As enterprises consolidate their servers, and as the ease with which you can run, deploy and manage virtual machines grows, so the demand for a way of converting existing one-box, one app servers into VMs comes to the fore.
Back in the days when VMware's ESX Server was at version 1.0, Leostream and Platespin didn't exist, and there were few if any utilities to manage the process of migrating systems over to a VM, it was painful. That's not all that was missing. Today you can hammer Google with a search for P2V -- an acronym that's now well-understood in the virtualisation community -- and come up with a host of ways to perform this seemingly simple but vital task.
A moment's thought will explain why it's not as simple as it looks. The pioneers tried it by simply creating disk images of the server's HD using utilities such as PowerQuest's Drive Image -- now subsumed into Symantec's product portfolio. The result of course was a BSOD, as the drivers weren’t there in Windows to support the new wrapper placed around the OS by the virtual environment.
A way needed to be found to install the drivers into the disk image without touching the original installation. It seemed simple -- but it wasn't. Tools started to trickle out of the software community, among them VMware's P2V assistant. Today we have a wide range of methods for reaching essentially the same goal, most of them commercial products.

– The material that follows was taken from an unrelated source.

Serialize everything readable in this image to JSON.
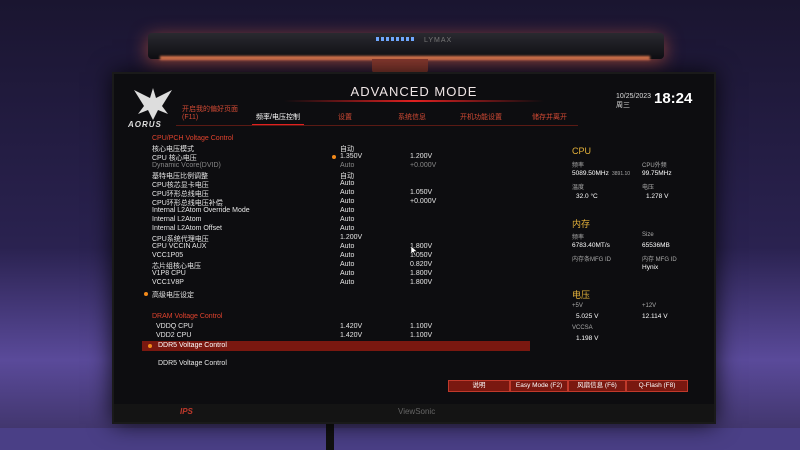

But if there's a reason why a commercial product doesn't float your boat, a great alternative exists. It's the one to which most of Google's links point: Ultimate P2V, developed by Qui Hong, Chris Huss and Mike Laverick. It's a toolset that uses a BartPE Boot-CD to perform a P2V operation. On their site, they detail the process through which you have to go.
It's not that simple but, once you've accumulated all the pieces, it falls into place quite easily, especially since most of the hard work is done by PE Builder, a utility that generates BartPE CDs; these are incidentally, the most useful boot CDs you're likely to own if you have any Windows machines to maintain. The process of building a P2V CD took about an hour when we tried it, including the time taken to find and download the various components.
With practical tips from VMware's user forum to help answer practical questions, this is the most cost-effective way of making the migration to a VM. There are limitations of course -- the main one being that you have to use SCSI not IDE disk drivers in the VM. Other than that, it works well, and it won't stand still: its creators have released it into the community and are noting the responses to their endeavours.
The name is undergoing a bit of a migration though: on VMware's forum last week, rather than Ultimate P2V, the creators were starting to call it EZP2V-- which only works if you pronounce it the American way. You win some...